UH Libraries collaborated with Cynthia Mitchell Woods Center for the Arts as part of “The Art of Death and Dying” symposium and hosted conceptual artist Dario Robleto who presented “The Boundary of Life is Quietly Crossed” guest lecture at Dudley Recital Hall on Thursday.
The symposium ran from Oct. 24 to 27 and partnered with the Blaffer Art Museum, Honors College, School of Art and the Department of Hispanic Studies.
Before Robleto spoke, a projector screen displayed a timer, against a starry background, furiously counting up from 18,376,917,000 kilometers. The numbers represented — in real time — the distance from Earth the Voyager spacecraft traveled.
Robleto’s discussion dealt with the significance of the Voyager’s missions through a captivating narrative describing his research of the Golden Record, a phonograph sent with both Voyager spacecrafts.
The mission has been widely discussed and analyzed since the spacecraft left the Earth in 1977, but Robleto contended that there was more beneath the surface.
“It was crucial to me to add something new, and I think I’ve found it,” Robleto said.
The records contain images and sounds designed to represent humanity in the event that an alien civilization discovers them.
“The odds of Voyager succeeding are astronomical, and everybody knew that,” Robleto said. “My argument is that it did bleed over into pure artistry. It did become a poetic endeavor, because those kinds of odds would tell a scientist not to go forward, but they did it anyway.”
According to Robleto, the two Voyager spacecrafts are monumentally important, an epic juxtaposition of art and science speaking deeply to what it means to be human.
From Robleto’s perspective, the Golden Records are an ark of sorts. As they are hurtling into interstellar space — and are already the furthest flung manmade object in the universe — they will likely outlast humanity and stand as an everlasting record of man’s achievements.
Robleto’s talk delved into the team who compiled the Golden Record — which he refers to as the greatest mixtape ever made — and their motivations in putting together the sights and sounds that would represent man to a vast universe.
Robleto’s talk digressed into the love story between American astrophysicist Carl Sagan and Ann Druyan, the creative director for the Golden Record project, who would become Sagan’s wife.
Druyan contributed a 12-minute evolutionary audio essay, “The Sounds of Earth,” that included bird chirping, surfing, whale calls and other nature sounds meant to simulate the Earth experience. But her contribution is deeper; she also contributed her thoughts and emotions.
Robleto described how Druyan compiled a mental itinerary before hooking herself to an electroencephalography machine that recorded electrical activity along her scalp.
She reflected on human history — the soaring highs and heartbreaking lows — and allowed the machine to translate her thoughts into sound and transcribe them onto a disc.
Druyan allowed herself a few moments of quiet reflection on her experience of falling in love with Sagan.
The team theorized a technologically advanced society might be able to decode the sounds of the EEG machine and read Druyan’s thoughts.
Robleto’s narrative, like Druyan’s final moments in the EEG machine, is a love story.

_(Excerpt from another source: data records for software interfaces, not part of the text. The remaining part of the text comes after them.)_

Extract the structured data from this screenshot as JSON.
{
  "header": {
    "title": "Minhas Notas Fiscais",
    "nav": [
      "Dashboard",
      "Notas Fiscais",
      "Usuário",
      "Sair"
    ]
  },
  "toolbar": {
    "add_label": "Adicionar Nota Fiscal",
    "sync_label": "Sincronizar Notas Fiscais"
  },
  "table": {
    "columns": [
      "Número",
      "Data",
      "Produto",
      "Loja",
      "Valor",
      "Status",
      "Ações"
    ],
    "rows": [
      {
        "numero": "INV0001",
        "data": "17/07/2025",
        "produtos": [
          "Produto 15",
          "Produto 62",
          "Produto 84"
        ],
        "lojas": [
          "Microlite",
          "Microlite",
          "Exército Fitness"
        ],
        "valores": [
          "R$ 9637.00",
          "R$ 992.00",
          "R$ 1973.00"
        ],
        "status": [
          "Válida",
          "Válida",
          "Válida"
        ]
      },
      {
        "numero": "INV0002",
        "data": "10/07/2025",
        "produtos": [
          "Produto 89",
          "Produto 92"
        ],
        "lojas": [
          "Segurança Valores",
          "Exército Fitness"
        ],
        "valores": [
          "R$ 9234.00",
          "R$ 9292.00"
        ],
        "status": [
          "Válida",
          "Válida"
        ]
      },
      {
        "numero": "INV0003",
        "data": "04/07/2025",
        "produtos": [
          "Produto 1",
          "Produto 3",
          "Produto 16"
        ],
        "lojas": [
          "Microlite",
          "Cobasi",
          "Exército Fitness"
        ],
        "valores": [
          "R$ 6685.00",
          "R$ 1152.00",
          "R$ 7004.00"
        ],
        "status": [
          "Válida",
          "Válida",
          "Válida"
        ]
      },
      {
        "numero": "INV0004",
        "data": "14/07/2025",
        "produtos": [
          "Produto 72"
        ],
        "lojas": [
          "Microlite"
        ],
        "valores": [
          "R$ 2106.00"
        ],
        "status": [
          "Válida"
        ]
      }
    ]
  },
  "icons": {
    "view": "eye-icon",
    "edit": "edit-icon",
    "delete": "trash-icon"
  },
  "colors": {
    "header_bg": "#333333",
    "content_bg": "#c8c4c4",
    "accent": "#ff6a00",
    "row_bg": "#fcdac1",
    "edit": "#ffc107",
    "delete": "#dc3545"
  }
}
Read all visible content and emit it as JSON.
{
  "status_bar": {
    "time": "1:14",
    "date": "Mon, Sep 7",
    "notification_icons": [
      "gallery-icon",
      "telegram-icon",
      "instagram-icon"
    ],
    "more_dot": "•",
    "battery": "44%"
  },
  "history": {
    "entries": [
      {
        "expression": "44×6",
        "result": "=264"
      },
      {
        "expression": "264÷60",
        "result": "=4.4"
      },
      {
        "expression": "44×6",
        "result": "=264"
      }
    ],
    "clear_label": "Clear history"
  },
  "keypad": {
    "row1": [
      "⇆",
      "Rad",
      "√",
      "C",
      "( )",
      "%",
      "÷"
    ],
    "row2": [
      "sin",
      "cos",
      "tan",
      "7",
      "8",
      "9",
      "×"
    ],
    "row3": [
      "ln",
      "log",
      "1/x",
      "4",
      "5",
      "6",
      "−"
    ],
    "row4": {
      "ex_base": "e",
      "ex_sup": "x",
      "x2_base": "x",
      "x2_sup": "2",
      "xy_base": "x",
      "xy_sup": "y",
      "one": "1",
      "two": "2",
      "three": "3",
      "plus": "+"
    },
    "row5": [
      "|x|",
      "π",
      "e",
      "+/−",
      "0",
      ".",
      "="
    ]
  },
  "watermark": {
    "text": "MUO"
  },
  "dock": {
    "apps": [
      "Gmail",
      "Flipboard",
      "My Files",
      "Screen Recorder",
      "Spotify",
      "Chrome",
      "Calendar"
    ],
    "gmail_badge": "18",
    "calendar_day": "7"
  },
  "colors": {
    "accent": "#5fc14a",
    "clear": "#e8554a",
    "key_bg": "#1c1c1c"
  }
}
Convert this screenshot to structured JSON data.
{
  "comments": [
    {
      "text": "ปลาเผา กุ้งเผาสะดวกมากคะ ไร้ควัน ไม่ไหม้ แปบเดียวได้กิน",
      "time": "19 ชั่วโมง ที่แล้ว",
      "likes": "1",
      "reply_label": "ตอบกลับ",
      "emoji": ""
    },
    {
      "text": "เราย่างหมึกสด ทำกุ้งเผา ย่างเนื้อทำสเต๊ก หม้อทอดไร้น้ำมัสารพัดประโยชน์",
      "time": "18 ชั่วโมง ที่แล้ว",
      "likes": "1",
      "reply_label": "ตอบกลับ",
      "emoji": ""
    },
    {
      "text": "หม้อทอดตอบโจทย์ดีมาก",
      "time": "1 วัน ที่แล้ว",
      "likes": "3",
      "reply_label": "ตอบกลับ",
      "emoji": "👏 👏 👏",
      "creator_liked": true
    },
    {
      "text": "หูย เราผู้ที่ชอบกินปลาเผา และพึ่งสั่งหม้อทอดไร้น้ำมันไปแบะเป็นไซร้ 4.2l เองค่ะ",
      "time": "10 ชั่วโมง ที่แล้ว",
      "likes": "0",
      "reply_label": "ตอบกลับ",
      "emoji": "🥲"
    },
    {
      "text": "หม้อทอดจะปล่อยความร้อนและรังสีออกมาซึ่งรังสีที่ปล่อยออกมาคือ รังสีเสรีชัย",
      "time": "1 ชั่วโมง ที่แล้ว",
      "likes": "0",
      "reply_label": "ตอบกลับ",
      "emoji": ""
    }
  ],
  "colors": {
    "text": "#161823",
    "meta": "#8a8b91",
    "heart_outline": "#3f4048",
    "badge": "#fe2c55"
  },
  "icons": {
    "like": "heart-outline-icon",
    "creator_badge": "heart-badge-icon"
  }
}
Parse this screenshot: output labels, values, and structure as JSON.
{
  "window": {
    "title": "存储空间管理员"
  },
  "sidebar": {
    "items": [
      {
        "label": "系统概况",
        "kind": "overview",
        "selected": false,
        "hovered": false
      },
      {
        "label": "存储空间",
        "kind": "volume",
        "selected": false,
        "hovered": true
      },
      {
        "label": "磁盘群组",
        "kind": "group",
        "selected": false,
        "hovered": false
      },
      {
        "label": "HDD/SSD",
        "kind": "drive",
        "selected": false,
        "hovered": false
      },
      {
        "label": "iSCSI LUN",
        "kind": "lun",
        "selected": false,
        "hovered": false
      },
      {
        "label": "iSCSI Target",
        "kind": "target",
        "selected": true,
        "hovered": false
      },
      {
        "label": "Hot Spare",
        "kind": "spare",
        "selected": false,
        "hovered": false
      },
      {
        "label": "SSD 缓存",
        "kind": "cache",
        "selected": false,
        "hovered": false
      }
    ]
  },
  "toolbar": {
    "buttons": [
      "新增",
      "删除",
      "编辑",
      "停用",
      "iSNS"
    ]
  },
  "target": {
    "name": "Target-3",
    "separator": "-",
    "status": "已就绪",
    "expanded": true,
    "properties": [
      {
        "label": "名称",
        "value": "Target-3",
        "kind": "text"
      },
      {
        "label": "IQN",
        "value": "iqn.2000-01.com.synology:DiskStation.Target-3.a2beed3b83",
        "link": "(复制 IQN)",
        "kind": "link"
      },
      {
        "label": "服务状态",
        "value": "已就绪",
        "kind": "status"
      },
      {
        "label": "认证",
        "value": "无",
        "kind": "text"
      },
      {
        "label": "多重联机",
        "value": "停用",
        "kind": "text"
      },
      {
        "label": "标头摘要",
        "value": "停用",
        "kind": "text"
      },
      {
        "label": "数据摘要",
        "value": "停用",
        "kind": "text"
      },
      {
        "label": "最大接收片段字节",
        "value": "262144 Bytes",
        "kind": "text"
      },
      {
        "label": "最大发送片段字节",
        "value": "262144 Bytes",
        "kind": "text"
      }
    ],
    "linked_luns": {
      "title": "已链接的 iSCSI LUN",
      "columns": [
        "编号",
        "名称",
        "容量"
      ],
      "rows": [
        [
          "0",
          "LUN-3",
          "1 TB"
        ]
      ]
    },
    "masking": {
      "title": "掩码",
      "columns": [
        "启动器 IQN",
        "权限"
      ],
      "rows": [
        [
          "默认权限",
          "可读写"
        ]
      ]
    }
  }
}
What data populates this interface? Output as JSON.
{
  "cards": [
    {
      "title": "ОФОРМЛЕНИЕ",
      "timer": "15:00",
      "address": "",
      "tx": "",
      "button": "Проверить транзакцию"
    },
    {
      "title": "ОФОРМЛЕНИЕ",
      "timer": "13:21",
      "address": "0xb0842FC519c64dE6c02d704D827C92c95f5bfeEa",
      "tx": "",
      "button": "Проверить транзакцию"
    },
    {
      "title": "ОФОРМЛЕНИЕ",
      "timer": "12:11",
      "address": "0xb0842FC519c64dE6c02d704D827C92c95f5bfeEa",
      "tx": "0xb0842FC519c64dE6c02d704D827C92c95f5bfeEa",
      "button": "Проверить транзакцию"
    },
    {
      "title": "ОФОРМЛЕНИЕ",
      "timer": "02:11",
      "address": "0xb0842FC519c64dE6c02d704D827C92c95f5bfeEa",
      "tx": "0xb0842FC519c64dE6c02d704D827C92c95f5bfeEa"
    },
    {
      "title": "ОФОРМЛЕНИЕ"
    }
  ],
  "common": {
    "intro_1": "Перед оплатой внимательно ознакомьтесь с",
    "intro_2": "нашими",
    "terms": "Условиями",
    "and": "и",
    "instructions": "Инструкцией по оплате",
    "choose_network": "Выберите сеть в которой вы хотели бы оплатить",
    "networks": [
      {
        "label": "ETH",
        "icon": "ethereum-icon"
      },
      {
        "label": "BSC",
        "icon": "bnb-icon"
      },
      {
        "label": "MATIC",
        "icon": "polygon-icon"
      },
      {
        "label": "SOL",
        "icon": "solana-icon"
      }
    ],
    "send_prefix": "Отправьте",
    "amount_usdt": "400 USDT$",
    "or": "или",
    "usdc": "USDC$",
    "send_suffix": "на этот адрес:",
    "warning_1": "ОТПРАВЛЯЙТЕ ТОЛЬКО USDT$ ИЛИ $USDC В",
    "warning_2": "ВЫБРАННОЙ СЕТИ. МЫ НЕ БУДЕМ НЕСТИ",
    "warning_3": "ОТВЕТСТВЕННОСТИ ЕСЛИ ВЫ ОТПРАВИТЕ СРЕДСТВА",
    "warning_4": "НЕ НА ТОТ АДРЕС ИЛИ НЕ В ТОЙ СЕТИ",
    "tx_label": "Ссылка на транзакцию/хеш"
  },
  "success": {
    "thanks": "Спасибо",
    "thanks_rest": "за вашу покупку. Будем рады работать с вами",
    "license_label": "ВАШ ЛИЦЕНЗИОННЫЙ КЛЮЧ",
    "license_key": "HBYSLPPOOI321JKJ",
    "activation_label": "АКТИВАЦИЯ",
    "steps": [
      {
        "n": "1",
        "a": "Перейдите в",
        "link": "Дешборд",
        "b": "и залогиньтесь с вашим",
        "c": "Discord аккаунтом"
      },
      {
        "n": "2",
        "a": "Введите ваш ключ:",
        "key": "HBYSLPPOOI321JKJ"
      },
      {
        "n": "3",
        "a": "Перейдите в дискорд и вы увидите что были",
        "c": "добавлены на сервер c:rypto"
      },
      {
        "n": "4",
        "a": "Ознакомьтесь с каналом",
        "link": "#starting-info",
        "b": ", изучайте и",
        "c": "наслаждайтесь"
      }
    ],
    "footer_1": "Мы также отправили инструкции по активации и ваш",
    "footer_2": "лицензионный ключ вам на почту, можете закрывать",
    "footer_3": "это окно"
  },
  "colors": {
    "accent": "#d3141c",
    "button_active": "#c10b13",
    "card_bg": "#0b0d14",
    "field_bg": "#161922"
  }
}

The Golden Record can conceivably be the most eternal and permanent artifact of humanity and contain the most profound elements of the human situation.
“At some point it is a test of will because success is not going to be defined by the stated end goal. The success is in the trying,” Robleto said.
There is, Robleto said, great hope in sending such a message into the universe.